Labelling up each jigsaw puzzle pattern piece as I cut them, proved invaluable when joining them together – the difference in the front and back of the fabric being barely discernible. Opting for this grey Ponte de Roma from Abakhan was an unwitting masterly move for my first foray into sewing with knits. I’ve since discovered it’s a stable double knit and handles much like a woven. Crucially for me the fabric cost £15 all in and I was conscious that a low cost fail would be a lot easier to swallow.
Unfortunately, it did mean that I wasn’t able to put my newfound sewing with knits knowledge – courtesy of my day in may – into full usage. I did tinker with the differential feed on my overlocker and switch to a stretch needle but as many other bloggers have observed, sewing with Ponte is easy and well worth a punt. It’s not a fabric I would have considered before encountering this pattern but I was drawn to it’s weight and shape. The only misgivings I have is that it’s polyester and the propensity to pill. My sister and I have waged a lifelong crusade against bobbling and the jury is out as to whether this will stand the test of time.
Anyway, back to those pesky pivots. Ann advised me to attach a small square of stretch interfacing over the central point on the wrong side of the upper front, before reinforcing the inner corner and slashing along the centre front to the small circle. A tip, which along with know how garnered from this blog post, saved me from defeat. For me, stitching away from the central point each time and splitting the seam in two was key.
I’m feeling less triumphant when it comes to the neck and armhole binding. Interfacing the edging ensured minimal stretch during construction but my top stitching was woefully off point. As is often the case with a bias bound finish, I failed to catch the material underneath and whilst I could say that the ribbed effect on both neck and armholes was intentional, that would be a lie. Any tips on achieving the smooth finish detailed in the instructions would be welcomed.
If you are practised in the art of pivoting and adopt an organised approach to identifying and storing your pattern pieces, then you will probably find V8975 well within your sewing scope. My temporary undoing was launching in without the requisite skills and naively assuming I was a contender for a Vogue pattern marked ‘Average’. Needless to say, the descriptor would not deter me in the future but it would present a note of caution and prompt a tad more investigation from the outset.
In summation – as is the dressmaker’s wont – I’m declaring this pattern my new favourite and well worth the efforts required to perfect that pivot. Choosing a patterned fabric would make the task much less arduous but I’m glad I opted for a plain palette, which rightfully focuses all the attention on its bold lines and deep folds.
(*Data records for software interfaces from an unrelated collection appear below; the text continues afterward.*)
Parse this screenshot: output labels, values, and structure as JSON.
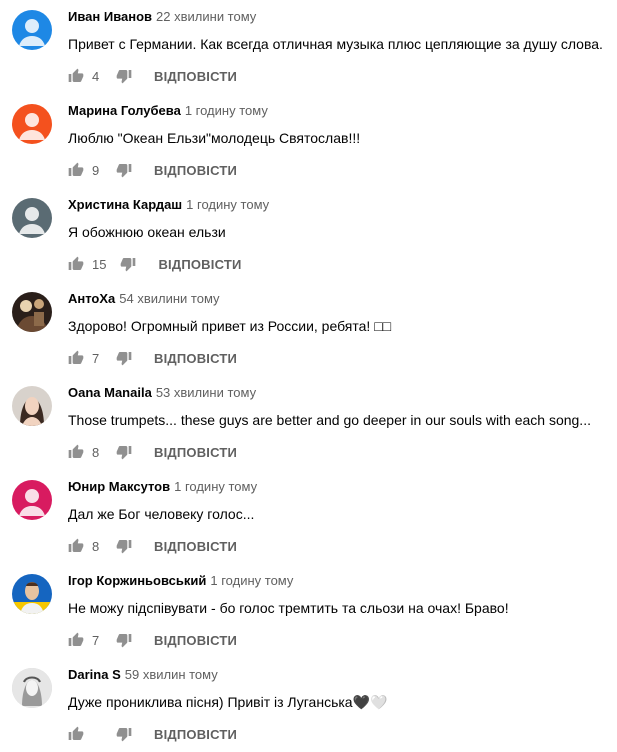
{
  "icons": {
    "like": "thumb-up-icon",
    "dislike": "thumb-down-icon"
  },
  "reply_label": "ВІДПОВІСТИ",
  "comments": [
    {
      "author": "Иван Иванов",
      "time": "22 хвилини тому",
      "text": "Привет с Германии. Как всегда отличная музыка плюс цепляющие за душу слова.",
      "likes": "4",
      "avatar_color": "#1e88e5",
      "avatar_kind": "default"
    },
    {
      "author": "Марина Голубева",
      "time": "1 годину тому",
      "text": "Люблю \"Океан Ельзи\"молодець Святослав!!!",
      "likes": "9",
      "avatar_color": "#f4511e",
      "avatar_kind": "default"
    },
    {
      "author": "Христина Кардаш",
      "time": "1 годину тому",
      "text": "Я обожнюю океан ельзи",
      "likes": "15",
      "avatar_color": "#5a6b73",
      "avatar_kind": "default"
    },
    {
      "author": "АнтоХа",
      "time": "54 хвилини тому",
      "text": "Здорово! Огромный привет из России, ребята! □□",
      "likes": "7",
      "avatar_color": "#2a1f1a",
      "avatar_kind": "photo-dark"
    },
    {
      "author": "Oana Manaila",
      "time": "53 хвилини тому",
      "text": "Those trumpets... these guys are better and go deeper in our souls with each song...",
      "likes": "8",
      "avatar_color": "#d8d2cc",
      "avatar_kind": "photo-woman"
    },
    {
      "author": "Юнир Максутов",
      "time": "1 годину тому",
      "text": "Дал же Бог человеку голос...",
      "likes": "8",
      "avatar_color": "#d81b60",
      "avatar_kind": "default"
    },
    {
      "author": "Ігор Коржиньовський",
      "time": "1 годину тому",
      "text": "Не можу підспівувати - бо голос тремтить та сльози на очах! Браво!",
      "likes": "7",
      "avatar_color": "#1565c0",
      "avatar_kind": "photo-man"
    },
    {
      "author": "Darina S",
      "time": "59 хвилин тому",
      "text": "Дуже прониклива пісня) Привіт із Луганська🖤🤍",
      "likes": "",
      "avatar_color": "#cfcfcf",
      "avatar_kind": "photo-sketch"
    }
  ]
}
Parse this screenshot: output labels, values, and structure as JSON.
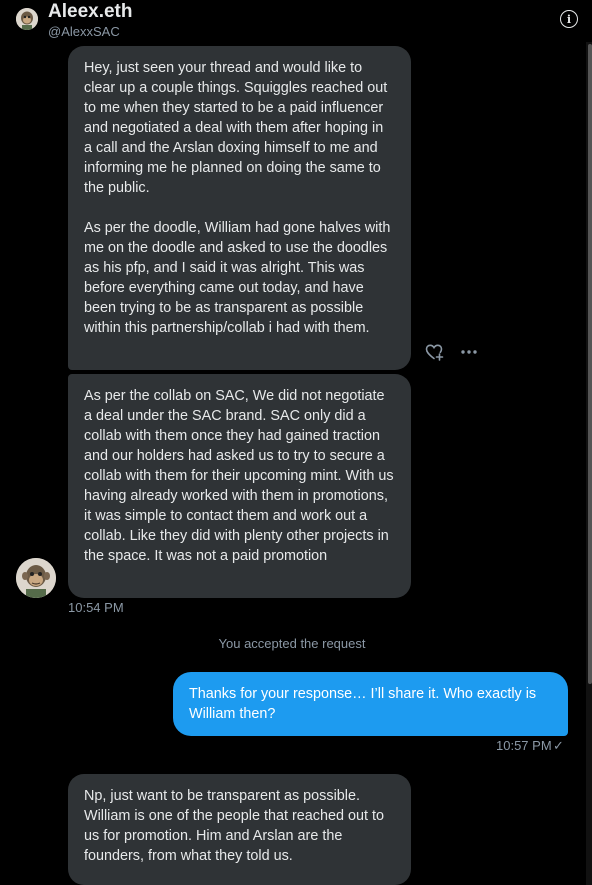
{
  "header": {
    "name": "Aleex.eth",
    "handle": "@AlexxSAC"
  },
  "messages": [
    {
      "text": "Hey, just seen your thread and would like to clear up a couple things. Squiggles reached out to me when they started to be a paid influencer and negotiated a deal with them after hoping in a call and the Arslan doxing himself to me and informing me he planned on doing the same to the public.\n\nAs per the doodle, William had gone halves with me on the doodle and asked to use the doodles as his pfp, and I said it was alright. This was before everything came out today, and have been trying to be as transparent as possible within this partnership/collab i had with them."
    },
    {
      "text": "As per the collab on SAC, We did not negotiate a deal under the SAC brand. SAC only did a collab with them once they had gained traction and our holders had asked us to try to secure a collab with them for their upcoming mint. With us having already worked with them in promotions, it was simple to contact them and work out a collab. Like they did with plenty other projects in the space. It was not a paid promotion"
    },
    {
      "time": "10:54 PM"
    },
    {
      "system": "You accepted the request"
    },
    {
      "text": "Thanks for your response… I’ll share it. Who exactly is William then?",
      "time": "10:57 PM",
      "status": "✓"
    },
    {
      "text": "Np, just want to be transparent as possible. William is one of the people that reached out to us for promotion. Him and Arslan are the founders, from what they told us."
    }
  ],
  "icons": {
    "info": "info-icon",
    "react": "heart-plus-icon",
    "more": "more-horizontal-icon"
  },
  "colors": {
    "background": "#000000",
    "received_bubble": "#2f3336",
    "sent_bubble": "#1d9bf0",
    "muted_text": "#8b98a5"
  }
}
And by way of a postscript, here’s a pictorial celebration of a pivotal point of my own, crafted by the very talented @saltandchilli_emma who is well worth checking out over on Instagram.